A lottery live draw sdy is a game in which tokens are distributed or sold, and the winner is determined by lot. Lotteries can be used for many purposes, including awarding prizes, determining ownership of property, or allocating spaces in an organization. The practice dates back to ancient times, and it is mentioned in the Bible. The modern form of lottery is well established in the United States, with state governments regulating and conducting the games.
The most common purpose of a lottery is to award money or goods. The prize may be small, such as a single ticket or multiple tickets to a special event, or it could be a substantial sum of money. A large prize can attract a significant number of people, which increases the chances of winning and thus the jackpot size. In order to ensure that the top prize grows to a newsworthy amount, many lotteries set rules to limit the number of winners or allow the jackpot to roll over to a later drawing.
Many people play the lottery for fun or to make extra cash. Regardless of the reason, it is important to understand that the odds of winning are low. Lottery games are generally considered gambling, and the winnings are taxable income. Lottery revenues help support public services, such as schools and roads, but they also increase government debt and deficits.

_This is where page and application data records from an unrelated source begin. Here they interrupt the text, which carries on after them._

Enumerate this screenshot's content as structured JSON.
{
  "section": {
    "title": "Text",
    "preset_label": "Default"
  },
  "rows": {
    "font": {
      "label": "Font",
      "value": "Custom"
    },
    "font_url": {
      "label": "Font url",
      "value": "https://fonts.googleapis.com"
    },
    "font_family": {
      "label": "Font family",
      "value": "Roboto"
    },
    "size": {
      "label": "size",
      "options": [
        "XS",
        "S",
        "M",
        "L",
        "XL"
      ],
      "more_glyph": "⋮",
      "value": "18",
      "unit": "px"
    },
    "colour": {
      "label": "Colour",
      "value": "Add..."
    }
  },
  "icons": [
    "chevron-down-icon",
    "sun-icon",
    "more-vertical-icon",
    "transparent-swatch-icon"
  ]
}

Lotteries are often advertised by billboards and radio commercials. They can be played by individuals of any age who are legally able to do so in their jurisdiction. There are several requirements for a lottery to be legal in most jurisdictions. First, the lottery must have a mechanism for recording the identities of bettors and the amounts staked by each. Next, the lottery must have a pool of funds from which to draw winners. The pool is normally augmented by additional contributions from the organization or its sponsors. The costs of running and promoting the lottery must be deducted from the pool, and a percentage is normally paid out as prize money or other revenue to the organizers.
Many lottery players employ tactics that they think will improve their chances of winning, such as choosing numbers that are close to their birthdays or other significant dates. These strategies can be counterproductive. As a Harvard statistics professor recently told CNBC Make It, the only way to increase your odds of winning is to buy more tickets for each game. Otherwise, your odds are essentially the same as those of any other participant. In fact, your chances of winning decrease if you select more than one group of numbers or choose numbers that end with the same digit. That’s why it’s best to cover as much of the number range as possible.